**EXERCISE:** Your answer should be each line of the entries that contains the word "extensions", copied in full.

**RECORDS SUPPLIED:**

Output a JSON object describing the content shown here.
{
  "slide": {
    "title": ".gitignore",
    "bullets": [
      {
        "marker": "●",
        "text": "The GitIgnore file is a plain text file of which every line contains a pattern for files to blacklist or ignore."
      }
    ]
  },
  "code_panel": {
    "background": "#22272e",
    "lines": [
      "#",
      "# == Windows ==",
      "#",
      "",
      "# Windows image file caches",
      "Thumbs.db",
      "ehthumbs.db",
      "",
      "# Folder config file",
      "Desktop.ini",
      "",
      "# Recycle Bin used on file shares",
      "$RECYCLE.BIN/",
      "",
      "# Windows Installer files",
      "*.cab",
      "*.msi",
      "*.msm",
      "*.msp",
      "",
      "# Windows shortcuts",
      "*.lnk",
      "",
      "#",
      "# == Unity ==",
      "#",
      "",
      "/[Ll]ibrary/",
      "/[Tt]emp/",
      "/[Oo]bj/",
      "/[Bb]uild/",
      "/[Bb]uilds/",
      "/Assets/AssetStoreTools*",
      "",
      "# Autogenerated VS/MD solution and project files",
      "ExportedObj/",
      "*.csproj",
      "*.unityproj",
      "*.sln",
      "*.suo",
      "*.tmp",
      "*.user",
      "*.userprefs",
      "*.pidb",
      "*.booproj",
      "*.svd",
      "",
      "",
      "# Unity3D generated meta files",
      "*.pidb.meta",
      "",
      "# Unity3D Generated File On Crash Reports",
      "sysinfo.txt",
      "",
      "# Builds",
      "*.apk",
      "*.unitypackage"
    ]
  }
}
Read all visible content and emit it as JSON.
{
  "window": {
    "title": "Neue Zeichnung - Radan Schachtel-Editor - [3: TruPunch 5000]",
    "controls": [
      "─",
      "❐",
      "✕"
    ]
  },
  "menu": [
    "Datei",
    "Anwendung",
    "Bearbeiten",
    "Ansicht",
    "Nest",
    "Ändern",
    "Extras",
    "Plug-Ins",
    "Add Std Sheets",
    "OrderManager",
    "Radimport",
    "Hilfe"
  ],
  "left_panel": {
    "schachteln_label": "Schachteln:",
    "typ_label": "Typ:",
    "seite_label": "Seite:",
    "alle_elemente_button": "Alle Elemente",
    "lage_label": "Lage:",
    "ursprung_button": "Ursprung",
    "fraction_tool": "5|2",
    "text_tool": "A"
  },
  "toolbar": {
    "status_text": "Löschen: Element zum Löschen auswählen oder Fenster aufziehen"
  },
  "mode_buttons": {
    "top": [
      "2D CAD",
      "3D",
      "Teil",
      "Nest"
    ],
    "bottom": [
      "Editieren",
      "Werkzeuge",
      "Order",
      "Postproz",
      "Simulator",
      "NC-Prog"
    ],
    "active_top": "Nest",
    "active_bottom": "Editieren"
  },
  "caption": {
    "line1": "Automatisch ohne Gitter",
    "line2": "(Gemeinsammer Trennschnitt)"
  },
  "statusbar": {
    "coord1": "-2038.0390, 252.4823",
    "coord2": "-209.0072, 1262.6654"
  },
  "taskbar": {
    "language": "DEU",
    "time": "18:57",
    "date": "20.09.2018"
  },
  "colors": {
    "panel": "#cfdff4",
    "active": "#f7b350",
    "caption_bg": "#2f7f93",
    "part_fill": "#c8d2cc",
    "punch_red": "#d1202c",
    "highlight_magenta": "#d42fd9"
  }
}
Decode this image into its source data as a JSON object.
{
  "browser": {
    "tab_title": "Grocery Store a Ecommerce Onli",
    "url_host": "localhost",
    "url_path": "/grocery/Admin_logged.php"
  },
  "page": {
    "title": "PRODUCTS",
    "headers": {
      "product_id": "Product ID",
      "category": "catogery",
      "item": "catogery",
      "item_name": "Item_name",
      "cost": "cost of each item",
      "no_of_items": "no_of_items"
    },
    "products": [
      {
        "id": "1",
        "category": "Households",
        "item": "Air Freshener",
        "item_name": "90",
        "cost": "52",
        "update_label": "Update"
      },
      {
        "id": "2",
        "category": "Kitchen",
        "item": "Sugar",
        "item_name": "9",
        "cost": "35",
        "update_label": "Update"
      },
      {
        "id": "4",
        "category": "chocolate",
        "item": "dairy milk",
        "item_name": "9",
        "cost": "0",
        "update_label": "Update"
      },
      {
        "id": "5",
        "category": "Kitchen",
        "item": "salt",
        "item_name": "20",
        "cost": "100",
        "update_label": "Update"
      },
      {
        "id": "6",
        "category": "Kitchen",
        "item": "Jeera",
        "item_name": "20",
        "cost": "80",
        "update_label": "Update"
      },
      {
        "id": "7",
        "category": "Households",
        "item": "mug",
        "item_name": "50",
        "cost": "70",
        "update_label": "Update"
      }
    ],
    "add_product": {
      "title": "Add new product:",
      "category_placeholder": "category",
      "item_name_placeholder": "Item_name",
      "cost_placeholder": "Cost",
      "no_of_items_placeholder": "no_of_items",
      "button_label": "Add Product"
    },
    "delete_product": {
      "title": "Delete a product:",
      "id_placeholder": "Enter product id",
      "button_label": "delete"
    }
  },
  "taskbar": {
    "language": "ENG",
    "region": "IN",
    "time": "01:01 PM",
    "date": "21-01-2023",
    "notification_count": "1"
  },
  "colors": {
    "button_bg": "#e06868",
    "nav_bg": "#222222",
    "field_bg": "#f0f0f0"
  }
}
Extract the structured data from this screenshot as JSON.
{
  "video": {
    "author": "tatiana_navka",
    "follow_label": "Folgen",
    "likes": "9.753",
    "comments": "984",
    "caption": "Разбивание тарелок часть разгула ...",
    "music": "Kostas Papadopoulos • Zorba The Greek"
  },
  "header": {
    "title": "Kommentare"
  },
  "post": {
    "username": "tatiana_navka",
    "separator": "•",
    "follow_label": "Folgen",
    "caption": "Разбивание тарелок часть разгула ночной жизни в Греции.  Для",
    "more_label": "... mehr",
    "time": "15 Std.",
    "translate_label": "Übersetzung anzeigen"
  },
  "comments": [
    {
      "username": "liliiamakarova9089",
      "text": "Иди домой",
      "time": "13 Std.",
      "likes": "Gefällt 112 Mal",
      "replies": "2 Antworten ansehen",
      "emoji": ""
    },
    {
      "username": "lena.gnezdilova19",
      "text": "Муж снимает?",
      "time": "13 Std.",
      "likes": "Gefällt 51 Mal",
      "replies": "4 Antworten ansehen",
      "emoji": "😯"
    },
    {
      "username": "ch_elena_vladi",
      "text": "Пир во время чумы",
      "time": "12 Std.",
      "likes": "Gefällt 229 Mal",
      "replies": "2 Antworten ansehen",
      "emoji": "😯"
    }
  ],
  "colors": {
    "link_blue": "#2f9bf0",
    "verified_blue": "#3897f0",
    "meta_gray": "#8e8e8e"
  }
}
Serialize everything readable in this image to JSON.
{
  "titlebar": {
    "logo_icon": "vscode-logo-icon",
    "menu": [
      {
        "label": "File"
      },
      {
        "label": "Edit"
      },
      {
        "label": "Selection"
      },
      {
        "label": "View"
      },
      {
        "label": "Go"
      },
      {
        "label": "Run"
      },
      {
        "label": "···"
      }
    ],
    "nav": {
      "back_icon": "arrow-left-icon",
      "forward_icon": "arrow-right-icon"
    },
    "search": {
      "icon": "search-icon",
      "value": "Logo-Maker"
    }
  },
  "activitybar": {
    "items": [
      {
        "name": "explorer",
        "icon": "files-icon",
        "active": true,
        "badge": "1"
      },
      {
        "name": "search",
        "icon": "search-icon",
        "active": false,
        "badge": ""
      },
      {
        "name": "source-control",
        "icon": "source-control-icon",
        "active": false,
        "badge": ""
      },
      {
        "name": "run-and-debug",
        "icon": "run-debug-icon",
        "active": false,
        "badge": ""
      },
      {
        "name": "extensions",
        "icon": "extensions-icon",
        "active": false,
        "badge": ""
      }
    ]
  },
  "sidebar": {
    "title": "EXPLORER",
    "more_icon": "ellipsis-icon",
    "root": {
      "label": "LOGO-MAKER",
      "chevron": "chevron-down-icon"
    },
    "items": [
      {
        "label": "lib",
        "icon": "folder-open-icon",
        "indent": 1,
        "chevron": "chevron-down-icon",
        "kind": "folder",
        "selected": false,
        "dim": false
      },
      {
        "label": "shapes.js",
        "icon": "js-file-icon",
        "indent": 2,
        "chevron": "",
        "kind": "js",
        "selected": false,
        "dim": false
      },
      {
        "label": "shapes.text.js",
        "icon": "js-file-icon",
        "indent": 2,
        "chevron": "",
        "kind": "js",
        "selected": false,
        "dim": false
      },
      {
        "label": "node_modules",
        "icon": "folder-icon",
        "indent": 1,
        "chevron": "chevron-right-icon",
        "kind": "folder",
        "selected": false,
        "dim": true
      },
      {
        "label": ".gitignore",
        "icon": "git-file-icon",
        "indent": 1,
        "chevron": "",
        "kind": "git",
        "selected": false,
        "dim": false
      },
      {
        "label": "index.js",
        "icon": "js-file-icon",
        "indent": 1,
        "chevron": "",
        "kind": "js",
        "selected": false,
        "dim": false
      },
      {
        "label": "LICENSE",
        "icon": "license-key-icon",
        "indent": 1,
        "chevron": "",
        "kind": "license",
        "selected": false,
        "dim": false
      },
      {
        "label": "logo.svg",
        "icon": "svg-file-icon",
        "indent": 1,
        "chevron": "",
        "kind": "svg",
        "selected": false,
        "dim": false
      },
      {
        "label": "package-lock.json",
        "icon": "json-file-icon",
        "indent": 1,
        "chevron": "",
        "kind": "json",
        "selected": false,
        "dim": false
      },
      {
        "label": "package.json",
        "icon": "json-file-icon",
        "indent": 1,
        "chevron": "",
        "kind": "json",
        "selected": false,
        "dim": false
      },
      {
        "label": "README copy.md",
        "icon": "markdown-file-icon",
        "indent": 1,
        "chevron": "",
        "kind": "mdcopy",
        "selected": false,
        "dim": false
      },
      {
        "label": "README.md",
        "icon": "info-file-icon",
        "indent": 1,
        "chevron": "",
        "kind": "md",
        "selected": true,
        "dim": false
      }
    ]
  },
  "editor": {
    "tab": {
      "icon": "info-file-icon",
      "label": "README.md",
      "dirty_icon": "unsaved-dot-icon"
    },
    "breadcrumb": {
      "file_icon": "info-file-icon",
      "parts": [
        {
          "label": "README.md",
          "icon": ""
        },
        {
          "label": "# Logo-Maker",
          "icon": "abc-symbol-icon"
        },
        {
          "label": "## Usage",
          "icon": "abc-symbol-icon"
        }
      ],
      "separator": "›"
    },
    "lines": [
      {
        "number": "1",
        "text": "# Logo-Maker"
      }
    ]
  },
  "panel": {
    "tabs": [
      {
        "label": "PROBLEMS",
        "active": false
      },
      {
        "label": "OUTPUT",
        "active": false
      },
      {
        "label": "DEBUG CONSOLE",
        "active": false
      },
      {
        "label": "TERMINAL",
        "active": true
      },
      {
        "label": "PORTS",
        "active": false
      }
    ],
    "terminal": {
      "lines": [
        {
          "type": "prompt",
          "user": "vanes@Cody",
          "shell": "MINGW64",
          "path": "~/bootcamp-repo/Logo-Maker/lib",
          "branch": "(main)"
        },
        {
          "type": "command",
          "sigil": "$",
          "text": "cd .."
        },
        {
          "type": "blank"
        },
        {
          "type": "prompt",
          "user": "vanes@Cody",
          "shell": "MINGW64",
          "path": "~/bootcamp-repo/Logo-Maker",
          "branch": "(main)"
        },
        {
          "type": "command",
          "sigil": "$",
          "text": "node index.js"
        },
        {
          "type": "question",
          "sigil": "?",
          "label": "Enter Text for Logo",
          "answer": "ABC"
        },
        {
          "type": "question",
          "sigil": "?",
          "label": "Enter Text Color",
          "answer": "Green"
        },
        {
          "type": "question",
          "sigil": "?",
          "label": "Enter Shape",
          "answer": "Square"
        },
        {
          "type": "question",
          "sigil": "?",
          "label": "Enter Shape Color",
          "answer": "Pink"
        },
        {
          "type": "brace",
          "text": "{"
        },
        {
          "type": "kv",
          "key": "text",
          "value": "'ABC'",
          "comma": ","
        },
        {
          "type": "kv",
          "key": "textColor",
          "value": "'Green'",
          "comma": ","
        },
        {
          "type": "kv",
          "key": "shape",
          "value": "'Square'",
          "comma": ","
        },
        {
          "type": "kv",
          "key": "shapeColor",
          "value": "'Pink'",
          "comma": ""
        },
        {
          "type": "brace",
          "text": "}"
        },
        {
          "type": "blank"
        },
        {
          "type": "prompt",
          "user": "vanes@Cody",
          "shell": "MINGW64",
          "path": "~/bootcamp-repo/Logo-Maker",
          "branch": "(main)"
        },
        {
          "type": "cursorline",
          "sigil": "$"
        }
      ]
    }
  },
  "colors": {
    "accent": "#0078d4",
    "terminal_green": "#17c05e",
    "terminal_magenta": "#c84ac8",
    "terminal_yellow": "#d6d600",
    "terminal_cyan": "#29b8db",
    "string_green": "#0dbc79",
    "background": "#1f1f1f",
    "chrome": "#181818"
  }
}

**OUTPUT OF THE EXERCISE:**
        "name": "extensions",
        "icon": "extensions-icon",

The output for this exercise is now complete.